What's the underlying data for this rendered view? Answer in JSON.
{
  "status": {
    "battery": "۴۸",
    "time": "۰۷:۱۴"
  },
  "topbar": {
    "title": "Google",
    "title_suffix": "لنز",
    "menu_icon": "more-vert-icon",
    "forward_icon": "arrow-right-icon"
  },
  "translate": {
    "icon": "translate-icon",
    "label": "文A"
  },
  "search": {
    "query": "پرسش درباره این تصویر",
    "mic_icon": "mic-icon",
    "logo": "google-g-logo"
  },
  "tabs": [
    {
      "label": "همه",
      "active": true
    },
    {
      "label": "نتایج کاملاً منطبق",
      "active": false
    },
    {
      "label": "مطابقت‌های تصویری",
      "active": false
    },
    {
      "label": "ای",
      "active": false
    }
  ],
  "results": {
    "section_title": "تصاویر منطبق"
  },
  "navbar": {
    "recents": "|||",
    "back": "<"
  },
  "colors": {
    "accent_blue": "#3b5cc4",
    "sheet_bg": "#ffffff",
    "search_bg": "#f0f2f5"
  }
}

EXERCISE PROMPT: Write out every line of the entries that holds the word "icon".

ANSWER SECTION:
    "menu_icon": "more-vert-icon",
    "forward_icon": "arrow-right-icon"
    "icon": "translate-icon",
    "mic_icon": "mic-icon",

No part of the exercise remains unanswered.